Author: Roald Dahl
Published: October 1, 1988
Reviewed By: Kim
Kim’s Rating: 5 stars
Matilda is a little girl who is far too good to be true. At age five-and-a-half she’s knocking off double-digit multiplication problems and blitz-reading Dickens. Even more remarkably, her classmates love her even though she’s a super-nerd and the teacher’s pet. But everything is not perfect in Matilda’s world. For starters she has two of the most idiotic, self-centered parents who ever lived. Then there’s the large, busty nightmare of a school principal, Miss (“The”) Trunchbull, a former hammer-throwing champion who flings children at will and is approximately as sympathetic as a bulldozer.
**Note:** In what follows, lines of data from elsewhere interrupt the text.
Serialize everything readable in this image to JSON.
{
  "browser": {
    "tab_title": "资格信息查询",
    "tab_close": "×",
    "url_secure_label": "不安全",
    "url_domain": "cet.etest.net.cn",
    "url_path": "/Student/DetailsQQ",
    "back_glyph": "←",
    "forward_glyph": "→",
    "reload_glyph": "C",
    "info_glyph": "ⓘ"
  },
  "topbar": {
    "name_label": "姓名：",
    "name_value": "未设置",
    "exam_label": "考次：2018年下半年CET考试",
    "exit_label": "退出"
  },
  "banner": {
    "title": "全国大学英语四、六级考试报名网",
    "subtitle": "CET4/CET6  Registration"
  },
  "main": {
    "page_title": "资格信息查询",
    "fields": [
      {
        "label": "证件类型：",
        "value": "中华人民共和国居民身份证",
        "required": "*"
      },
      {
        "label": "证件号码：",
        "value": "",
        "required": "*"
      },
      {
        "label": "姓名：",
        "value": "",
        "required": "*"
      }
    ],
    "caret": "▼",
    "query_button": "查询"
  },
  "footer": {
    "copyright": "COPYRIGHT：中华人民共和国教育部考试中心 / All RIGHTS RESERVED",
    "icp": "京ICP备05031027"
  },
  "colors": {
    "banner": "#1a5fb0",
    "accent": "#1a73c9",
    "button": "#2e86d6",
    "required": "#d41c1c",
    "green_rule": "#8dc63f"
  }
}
Fortunately for Matilda, she has the inner resources to deal with such annoyances: astonishing intelligence, saintly patience, and an innate predilection for revenge.
She warms up with some practical jokes aimed at her hapless parents, but the true test comes when she rallies in defense of her teacher, the sweet Miss Honey, against the diabolical Trunchbull. There is never any doubt that Matilda will carry the day. Even so, this wonderful story is far from predictable. Roald Dahl, while keeping the plot moving imaginatively, also has an unerring ear for emotional truth. The reader cares about Matilda because in addition to all her other gifts, she has real feelings.
What a cute book! Obviously, it’s not based in common reality, but it’s told from a kid’s perspective that other imaginative kids would appreciate. It’s a book filled with extremes but done in such a great way. Good always defeats evil, kids are smart and adults are dumb, Miss Trunchbull hates all kids yet runs an elementary school. They all work without being overbearing or annoying. Matilda manages to outsmart most of the adults in her life without being an obnoxious kid. Miss Trunchbull is terrifying! I think this fits in with the Ramona books as being the perfect one for any and all kids. I really loved reading it!
The Girl and the Raven
Published: November 18, 2020
Reviewed By: Kim
Kim’s Rating: 4 stars
My name is Frances, but my friends call me Franny. Or should I say my friend, because my raven Dark Wings is the only one I’ve got . I am a strange girl indeed, and that’s why I was sent to a boarding school far away from home. However, bizarre things have started happening here. Some girls disappeared, girls like me, and I may be next…
I bought this one impulsively after seeing it on Instagram and I’m so glad I did! This is a simple, easy fairy-tale with amazing illustrations! A girl who is different is sent to a boarding school for different girls, but when she gets there, she has to figure out why girls are disappearing. It took me barely half an hour to read and I really enjoyed it! It’s almost more scary than any kids’ story has a right to be, but I think it’s a great one to tell even the younger kids!
And those illustrations are beautiful and I sincerely hope this is the beginning of a series … Because I would read the whole thing!
Baby Loves: Earth: An ABC of Our Planet
Series: Book 2 of Baby Loves
Author: Jennifer Eckford
Illustrator: Teresa Bellon
Published: August 4, 2020
Reviewed By: Jessica
Date Read: November 28, 2020
Jessica’s Rating: 3 stars
An ABC book designed to teach very young children about the earth and how it is changing.
Baby Loves is a new range of giftable preschool ABC books that taps into the trends that matter. Stunningly illustrated with a cut-to-white aesthetic, each pocket-sized book is a perfect introduction to a key topic for babies
Baby Loves: Earth is a pocket size picture children’s book made of thick cardboard which will make it easy for a little one to hold and turn the pages. The illustrations are colorful and yet simple to help enhance the meaning of the word that corresponds with the presented letter of the alphabet.
Baby Loves: Earth introduces little ones to the world of conservation and environmental issues. I would not recommend this for a baby of even a very young toddler as some of the words are larger and this will cause mom or dad to explain the word and meaning to the child, (Such a T for Toxin Free, Q for Equilibrium, and X for coexist. There was even a word I did not know: K for Kapok. What is that? Google helped to give me the knowledge on this word. I did like that Y stood for You and this could lead to a conversation about how you (the child) can help to save the world.
Overall, I say look at this book first and decide if it will be appropriate for your young child.
I received a copy from the publisher via Amazon Vine to review.[Top]